▸ **About this exercise**: Your reply should hold only the lines from the one containing "What data populates" to the final line of the listing below, restated word for word.

▸ **Data for this exercise**:

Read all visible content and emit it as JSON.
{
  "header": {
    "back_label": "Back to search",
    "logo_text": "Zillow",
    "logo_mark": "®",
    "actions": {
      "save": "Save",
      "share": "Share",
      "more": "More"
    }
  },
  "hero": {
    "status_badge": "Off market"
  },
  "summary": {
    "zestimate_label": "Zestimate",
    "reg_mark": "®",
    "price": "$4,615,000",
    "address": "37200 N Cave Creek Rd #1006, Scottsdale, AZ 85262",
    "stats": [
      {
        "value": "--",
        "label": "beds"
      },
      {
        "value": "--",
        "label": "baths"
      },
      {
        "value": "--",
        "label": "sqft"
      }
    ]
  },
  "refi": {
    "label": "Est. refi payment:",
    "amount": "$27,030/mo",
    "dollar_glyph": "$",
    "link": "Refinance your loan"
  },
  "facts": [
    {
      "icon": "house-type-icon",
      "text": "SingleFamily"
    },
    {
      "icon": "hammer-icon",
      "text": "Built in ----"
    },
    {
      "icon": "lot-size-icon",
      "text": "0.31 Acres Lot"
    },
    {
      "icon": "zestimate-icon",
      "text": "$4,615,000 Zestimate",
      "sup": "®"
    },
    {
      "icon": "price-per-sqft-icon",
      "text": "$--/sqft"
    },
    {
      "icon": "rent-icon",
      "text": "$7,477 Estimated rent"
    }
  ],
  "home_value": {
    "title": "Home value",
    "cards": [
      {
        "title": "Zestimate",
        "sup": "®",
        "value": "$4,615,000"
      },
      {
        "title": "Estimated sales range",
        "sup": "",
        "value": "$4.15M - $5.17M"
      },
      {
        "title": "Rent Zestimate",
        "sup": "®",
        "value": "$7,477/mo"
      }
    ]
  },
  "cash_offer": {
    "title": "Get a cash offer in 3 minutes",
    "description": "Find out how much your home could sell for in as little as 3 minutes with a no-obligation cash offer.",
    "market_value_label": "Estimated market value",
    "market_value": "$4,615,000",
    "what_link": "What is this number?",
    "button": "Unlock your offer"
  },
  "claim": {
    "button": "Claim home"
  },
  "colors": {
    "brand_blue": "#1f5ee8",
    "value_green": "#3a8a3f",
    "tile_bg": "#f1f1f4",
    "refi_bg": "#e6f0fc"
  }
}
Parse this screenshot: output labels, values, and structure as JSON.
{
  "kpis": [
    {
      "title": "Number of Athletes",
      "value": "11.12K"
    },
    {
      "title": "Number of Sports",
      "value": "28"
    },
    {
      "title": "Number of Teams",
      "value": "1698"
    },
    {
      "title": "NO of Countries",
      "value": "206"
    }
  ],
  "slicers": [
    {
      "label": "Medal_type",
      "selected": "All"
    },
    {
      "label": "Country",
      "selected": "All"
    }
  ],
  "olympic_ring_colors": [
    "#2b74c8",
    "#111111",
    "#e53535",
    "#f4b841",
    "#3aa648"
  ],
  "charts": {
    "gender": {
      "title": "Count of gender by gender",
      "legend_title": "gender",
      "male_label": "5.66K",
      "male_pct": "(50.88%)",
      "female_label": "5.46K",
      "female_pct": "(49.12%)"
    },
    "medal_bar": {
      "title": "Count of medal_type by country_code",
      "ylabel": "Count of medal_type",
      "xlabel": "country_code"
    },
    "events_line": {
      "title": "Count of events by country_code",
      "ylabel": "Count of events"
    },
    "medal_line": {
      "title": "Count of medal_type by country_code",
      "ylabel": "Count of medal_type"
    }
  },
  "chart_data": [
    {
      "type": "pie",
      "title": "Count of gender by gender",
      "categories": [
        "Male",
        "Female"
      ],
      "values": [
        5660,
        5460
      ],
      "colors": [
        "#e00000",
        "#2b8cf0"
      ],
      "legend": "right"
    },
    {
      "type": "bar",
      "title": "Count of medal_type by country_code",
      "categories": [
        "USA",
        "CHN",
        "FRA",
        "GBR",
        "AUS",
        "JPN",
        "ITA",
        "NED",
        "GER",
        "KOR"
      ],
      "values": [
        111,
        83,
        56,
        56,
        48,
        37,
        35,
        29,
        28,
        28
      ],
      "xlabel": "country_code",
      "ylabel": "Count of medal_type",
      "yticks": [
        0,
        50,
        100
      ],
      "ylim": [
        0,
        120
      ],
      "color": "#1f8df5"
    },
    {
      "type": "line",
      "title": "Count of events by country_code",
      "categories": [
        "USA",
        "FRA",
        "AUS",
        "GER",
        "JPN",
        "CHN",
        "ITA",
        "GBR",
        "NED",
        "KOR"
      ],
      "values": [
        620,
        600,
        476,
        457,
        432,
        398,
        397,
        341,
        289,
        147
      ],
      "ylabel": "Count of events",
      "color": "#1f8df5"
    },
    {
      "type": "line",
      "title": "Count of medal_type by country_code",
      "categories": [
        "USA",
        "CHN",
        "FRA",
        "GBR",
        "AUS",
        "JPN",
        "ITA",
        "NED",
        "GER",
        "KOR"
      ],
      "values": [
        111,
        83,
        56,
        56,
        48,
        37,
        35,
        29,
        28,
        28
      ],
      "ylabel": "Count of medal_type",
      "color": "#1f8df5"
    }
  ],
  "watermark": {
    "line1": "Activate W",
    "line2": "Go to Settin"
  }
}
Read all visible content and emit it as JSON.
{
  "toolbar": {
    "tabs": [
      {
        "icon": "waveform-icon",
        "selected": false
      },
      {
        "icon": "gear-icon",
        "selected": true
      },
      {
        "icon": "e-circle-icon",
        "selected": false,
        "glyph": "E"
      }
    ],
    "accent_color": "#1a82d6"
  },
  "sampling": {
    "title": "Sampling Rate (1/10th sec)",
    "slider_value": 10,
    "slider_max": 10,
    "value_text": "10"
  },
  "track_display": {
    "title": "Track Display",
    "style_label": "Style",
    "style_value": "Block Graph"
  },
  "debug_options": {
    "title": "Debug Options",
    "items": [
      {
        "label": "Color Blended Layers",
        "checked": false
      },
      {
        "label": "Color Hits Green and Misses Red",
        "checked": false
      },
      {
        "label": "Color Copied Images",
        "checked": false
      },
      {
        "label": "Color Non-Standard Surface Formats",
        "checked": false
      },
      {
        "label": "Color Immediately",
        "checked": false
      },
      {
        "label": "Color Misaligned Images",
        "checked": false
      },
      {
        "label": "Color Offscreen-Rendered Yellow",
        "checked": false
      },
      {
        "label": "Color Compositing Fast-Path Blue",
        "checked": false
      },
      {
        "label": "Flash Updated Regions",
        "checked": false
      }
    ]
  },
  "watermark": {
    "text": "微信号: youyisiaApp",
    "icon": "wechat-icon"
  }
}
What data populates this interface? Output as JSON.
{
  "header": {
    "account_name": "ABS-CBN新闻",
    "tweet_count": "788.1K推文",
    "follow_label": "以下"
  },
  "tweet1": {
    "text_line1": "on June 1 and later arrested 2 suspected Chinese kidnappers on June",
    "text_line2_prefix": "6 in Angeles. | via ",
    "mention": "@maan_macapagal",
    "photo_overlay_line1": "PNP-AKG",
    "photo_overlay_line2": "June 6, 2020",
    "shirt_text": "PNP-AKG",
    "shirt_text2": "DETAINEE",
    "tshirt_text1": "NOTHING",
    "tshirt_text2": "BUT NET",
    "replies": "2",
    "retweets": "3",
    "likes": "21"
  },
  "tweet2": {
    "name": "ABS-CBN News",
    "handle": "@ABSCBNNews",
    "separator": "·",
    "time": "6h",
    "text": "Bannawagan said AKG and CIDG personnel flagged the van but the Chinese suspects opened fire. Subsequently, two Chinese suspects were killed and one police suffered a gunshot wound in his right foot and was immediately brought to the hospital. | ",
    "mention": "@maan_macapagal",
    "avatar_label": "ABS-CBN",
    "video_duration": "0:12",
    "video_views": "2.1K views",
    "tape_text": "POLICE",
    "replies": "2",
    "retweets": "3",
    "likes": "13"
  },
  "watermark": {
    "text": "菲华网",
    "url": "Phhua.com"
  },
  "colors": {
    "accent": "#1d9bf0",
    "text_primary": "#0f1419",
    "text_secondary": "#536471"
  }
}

▸ **Your response**:
What data populates this interface? Output as JSON.
{
  "header": {
    "account_name": "ABS-CBN新闻",
    "tweet_count": "788.1K推文",
    "follow_label": "以下"
  },
  "tweet1": {
    "text_line1": "on June 1 and later arrested 2 suspected Chinese kidnappers on June",
    "text_line2_prefix": "6 in Angeles. | via ",
    "mention": "@maan_macapagal",
    "photo_overlay_line1": "PNP-AKG",
    "photo_overlay_line2": "June 6, 2020",
    "shirt_text": "PNP-AKG",
    "shirt_text2": "DETAINEE",
    "tshirt_text1": "NOTHING",
    "tshirt_text2": "BUT NET",
    "replies": "2",
    "retweets": "3",
    "likes": "21"
  },
  "tweet2": {
    "name": "ABS-CBN News",
    "handle": "@ABSCBNNews",
    "separator": "·",
    "time": "6h",
    "text": "Bannawagan said AKG and CIDG personnel flagged the van but the Chinese suspects opened fire. Subsequently, two Chinese suspects were killed and one police suffered a gunshot wound in his right foot and was immediately brought to the hospital. | ",
    "mention": "@maan_macapagal",
    "avatar_label": "ABS-CBN",
    "video_duration": "0:12",
    "video_views": "2.1K views",
    "tape_text": "POLICE",
    "replies": "2",
    "retweets": "3",
    "likes": "13"
  },
  "watermark": {
    "text": "菲华网",
    "url": "Phhua.com"
  },
  "colors": {
    "accent": "#1d9bf0",
    "text_primary": "#0f1419",
    "text_secondary": "#536471"
  }
}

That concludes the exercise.